- [Task]: From the entries that follow, extract each line holding the string "JSON".

[Entries from a dataset of interfaces]
== Segment start ==

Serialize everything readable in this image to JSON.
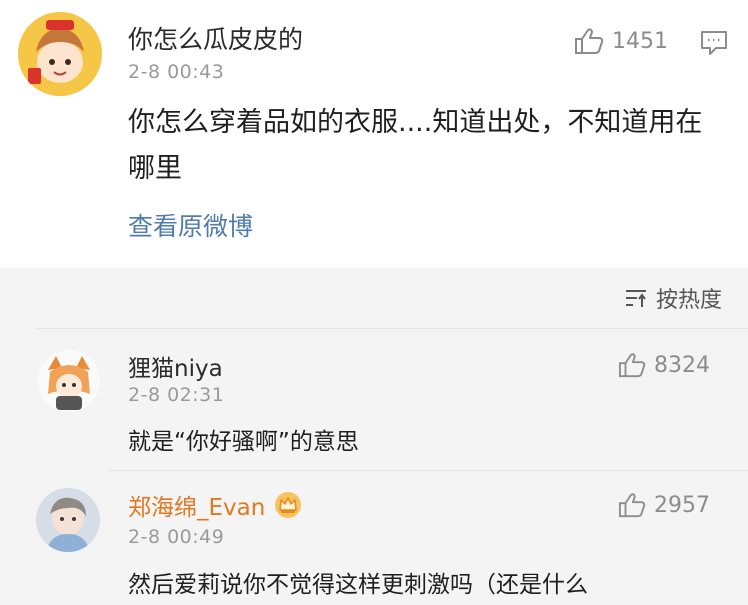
{
  "post": {
    "username": "你怎么瓜皮皮的",
    "time": "2-8 00:43",
    "likes": "1451",
    "body": "你怎么穿着品如的衣服....知道出处，不知道用在哪里",
    "link": "查看原微博"
  },
  "sort": {
    "label": "按热度"
  },
  "comments": [
    {
      "username": "狸猫niya",
      "time": "2-8 02:31",
      "likes": "8324",
      "text": "就是“你好骚啊”的意思"
    },
    {
      "username": "郑海绵_Evan",
      "time": "2-8 00:49",
      "likes": "2957",
      "text": "然后爱莉说你不觉得这样更刺激吗（还是什么"
    }
  ],
  "colors": {
    "link": "#4f7cae",
    "vip_name": "#e2791f",
    "comments_bg": "#f4f4f4"
  },
  "icons": [
    "thumbs-up-icon",
    "comment-icon",
    "sort-icon",
    "crown-icon"
  ]
}
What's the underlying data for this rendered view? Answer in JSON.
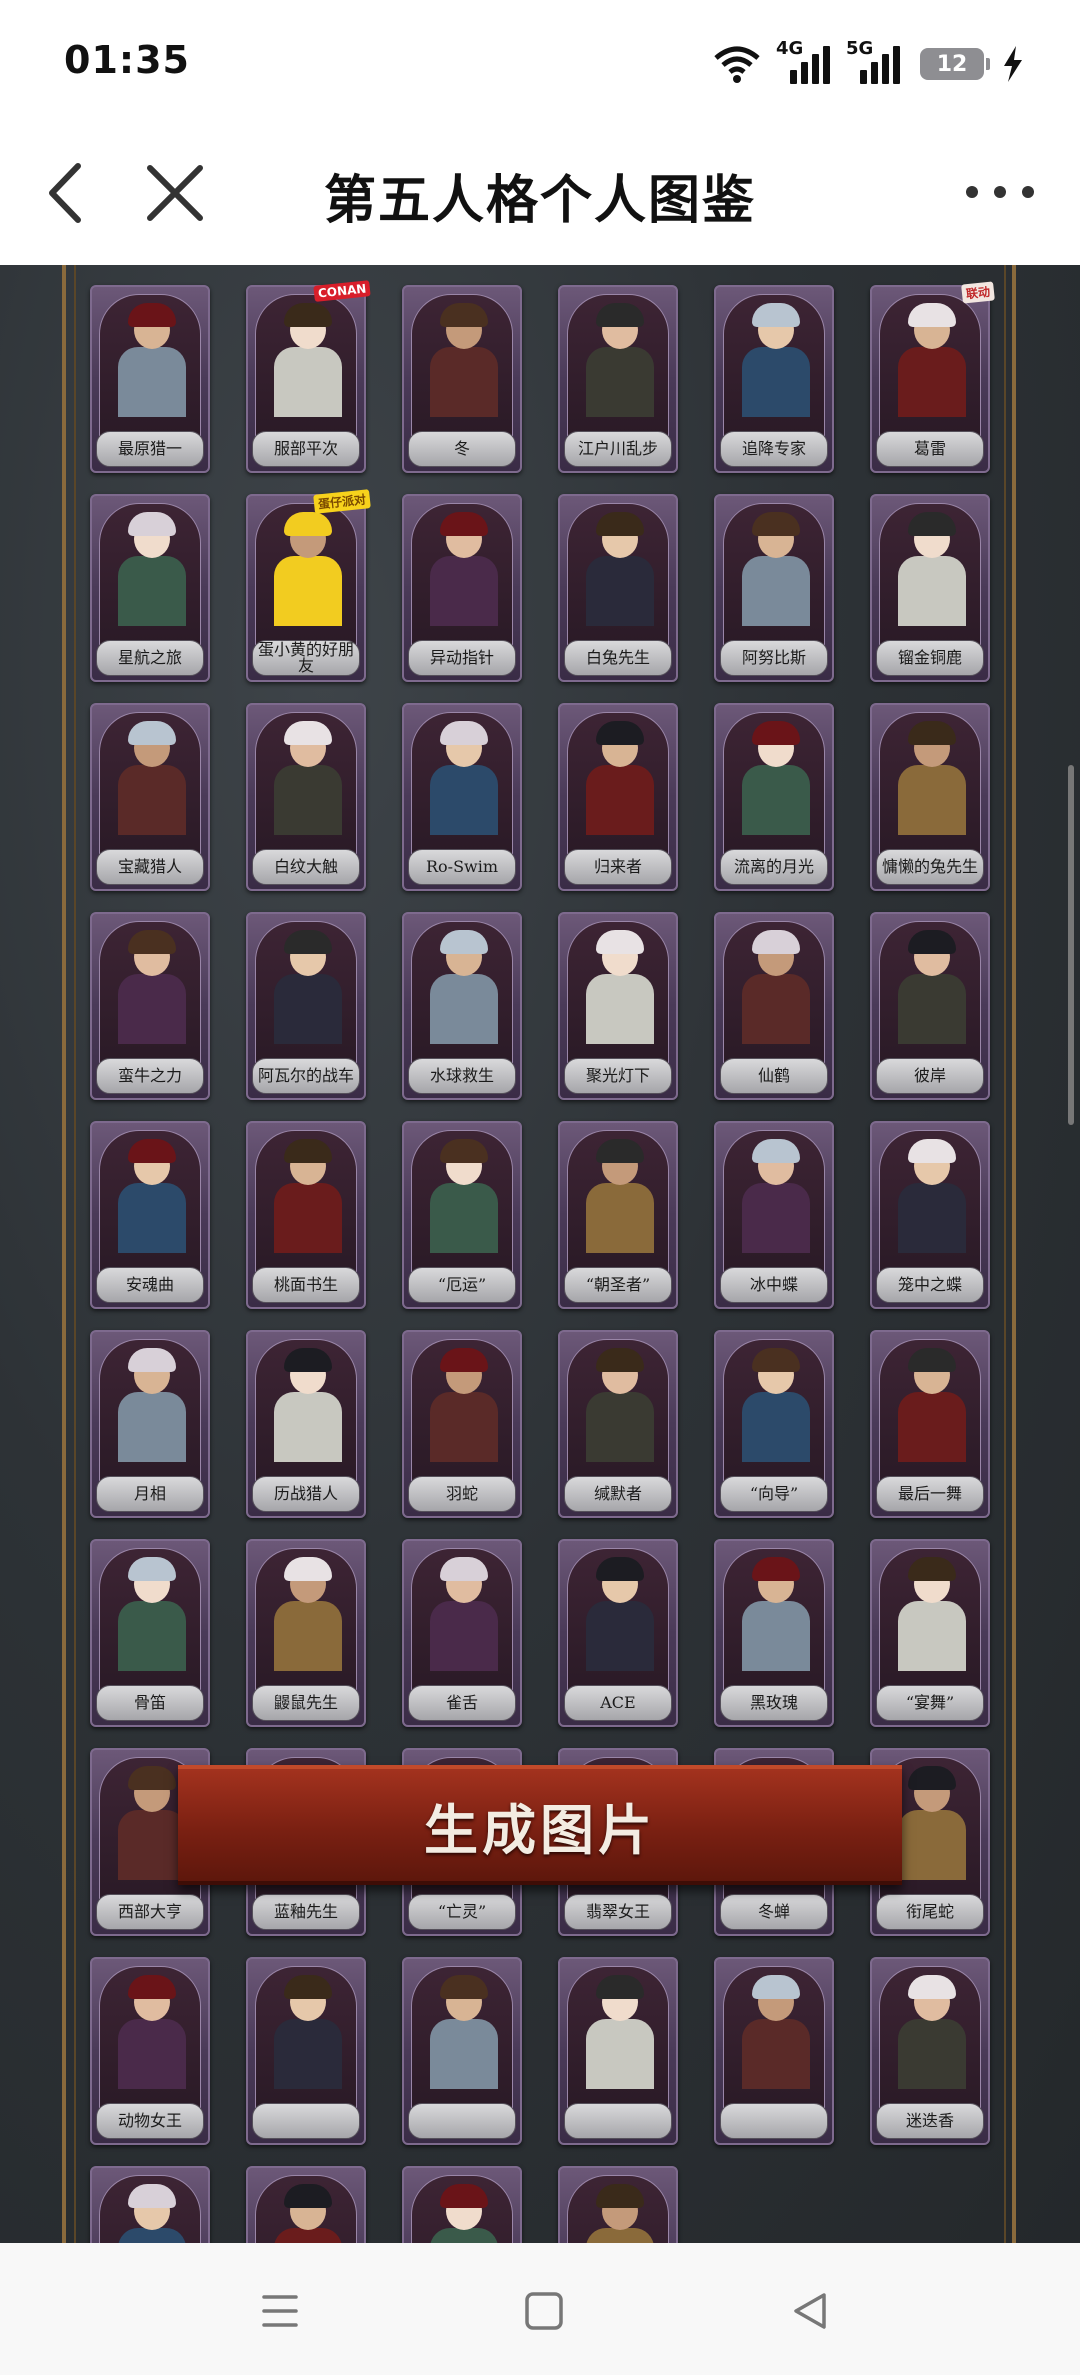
{
  "status_bar": {
    "time": "01:35",
    "net1": "4G",
    "net2": "5G",
    "battery": "12"
  },
  "nav": {
    "title": "第五人格个人图鉴"
  },
  "colors": {
    "accent": "#a3321e",
    "frame": "#8a6a3c",
    "card": "#4a3a58",
    "background": "#2d3236"
  },
  "rows": [
    [
      "最原猎一",
      "服部平次",
      "冬",
      "江户川乱步",
      "追降专家",
      "葛雷"
    ],
    [
      "星航之旅",
      "蛋小黄的好朋友",
      "异动指针",
      "白兔先生",
      "阿努比斯",
      "镏金铜鹿"
    ],
    [
      "宝藏猎人",
      "白纹大触",
      "Ro-Swim",
      "归来者",
      "流离的月光",
      "慵懒的兔先生"
    ],
    [
      "蛮牛之力",
      "阿瓦尔的战车",
      "水球救生",
      "聚光灯下",
      "仙鹤",
      "彼岸"
    ],
    [
      "安魂曲",
      "桃面书生",
      "“厄运”",
      "“朝圣者”",
      "冰中蝶",
      "笼中之蝶"
    ],
    [
      "月相",
      "历战猎人",
      "羽蛇",
      "缄默者",
      "“向导”",
      "最后一舞"
    ],
    [
      "骨笛",
      "鼹鼠先生",
      "雀舌",
      "ACE",
      "黑玫瑰",
      "“宴舞”"
    ],
    [
      "西部大亨",
      "蓝釉先生",
      "“亡灵”",
      "翡翠女王",
      "冬蝉",
      "衔尾蛇"
    ],
    [
      "动物女王",
      "",
      "",
      "",
      "",
      "迷迭香"
    ],
    [
      "",
      "",
      "",
      ""
    ]
  ],
  "badges": {
    "conan": "CONAN",
    "collab": "联动",
    "egg": "蛋仔派对"
  },
  "generate_button": "生成图片"
}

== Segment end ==

- [Output for this exercise]:
Serialize everything readable in this image to JSON.
What's the underlying data for this rendered view? Answer in JSON.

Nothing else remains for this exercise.